╔══

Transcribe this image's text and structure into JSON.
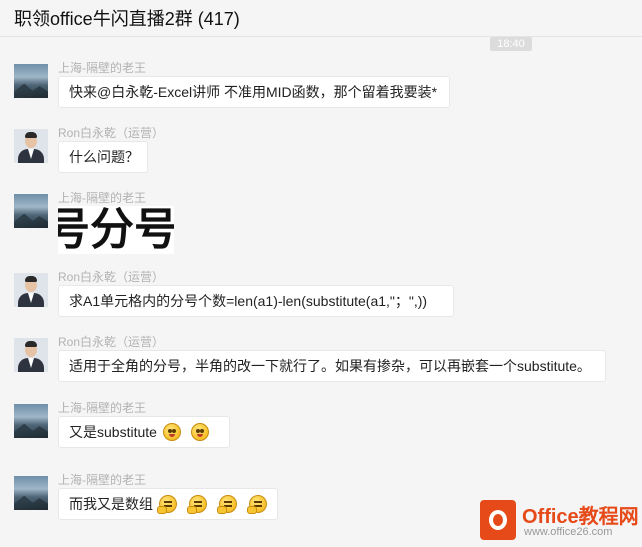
{
  "window": {
    "title": "职领office牛闪直播2群 (417)"
  },
  "timestamp": "18:40",
  "messages": [
    {
      "sender": "上海-隔壁的老王",
      "avatar": "landscape",
      "text": "快来@白永乾-Excel讲师 不准用MID函数，那个留着我要装*"
    },
    {
      "sender": "Ron白永乾（运营）",
      "avatar": "person",
      "text": "什么问题？"
    },
    {
      "sender": "上海-隔壁的老王",
      "avatar": "landscape",
      "image_text": "号分号"
    },
    {
      "sender": "Ron白永乾（运营）",
      "avatar": "person",
      "text": "求A1单元格内的分号个数=len(a1)-len(substitute(a1,\"；\",))"
    },
    {
      "sender": "Ron白永乾（运营）",
      "avatar": "person",
      "text": "适用于全角的分号，半角的改一下就行了。如果有掺杂，可以再嵌套一个substitute。"
    },
    {
      "sender": "上海-隔壁的老王",
      "avatar": "landscape",
      "text": "又是substitute",
      "emojis": [
        "flushed-face-icon",
        "flushed-face-icon"
      ]
    },
    {
      "sender": "上海-隔壁的老王",
      "avatar": "landscape",
      "text": "而我又是数组",
      "emojis": [
        "thinking-face-icon",
        "thinking-face-icon",
        "thinking-face-icon",
        "thinking-face-icon"
      ]
    }
  ],
  "watermark": {
    "brand": "Office教程网",
    "url": "www.office26.com"
  },
  "colors": {
    "background": "#f5f5f5",
    "bubble": "#ffffff",
    "sender_name": "#b2b2b2",
    "watermark_brand": "#e64a19"
  }
}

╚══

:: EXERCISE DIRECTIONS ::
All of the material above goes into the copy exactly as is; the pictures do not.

:: SOLUTION TO THIS TASK ::
Transcribe this image's text and structure into JSON.
{
  "window": {
    "title": "职领office牛闪直播2群 (417)"
  },
  "timestamp": "18:40",
  "messages": [
    {
      "sender": "上海-隔壁的老王",
      "avatar": "landscape",
      "text": "快来@白永乾-Excel讲师 不准用MID函数，那个留着我要装*"
    },
    {
      "sender": "Ron白永乾（运营）",
      "avatar": "person",
      "text": "什么问题？"
    },
    {
      "sender": "上海-隔壁的老王",
      "avatar": "landscape",
      "image_text": "号分号"
    },
    {
      "sender": "Ron白永乾（运营）",
      "avatar": "person",
      "text": "求A1单元格内的分号个数=len(a1)-len(substitute(a1,\"；\",))"
    },
    {
      "sender": "Ron白永乾（运营）",
      "avatar": "person",
      "text": "适用于全角的分号，半角的改一下就行了。如果有掺杂，可以再嵌套一个substitute。"
    },
    {
      "sender": "上海-隔壁的老王",
      "avatar": "landscape",
      "text": "又是substitute",
      "emojis": [
        "flushed-face-icon",
        "flushed-face-icon"
      ]
    },
    {
      "sender": "上海-隔壁的老王",
      "avatar": "landscape",
      "text": "而我又是数组",
      "emojis": [
        "thinking-face-icon",
        "thinking-face-icon",
        "thinking-face-icon",
        "thinking-face-icon"
      ]
    }
  ],
  "watermark": {
    "brand": "Office教程网",
    "url": "www.office26.com"
  },
  "colors": {
    "background": "#f5f5f5",
    "bubble": "#ffffff",
    "sender_name": "#b2b2b2",
    "watermark_brand": "#e64a19"
  }
}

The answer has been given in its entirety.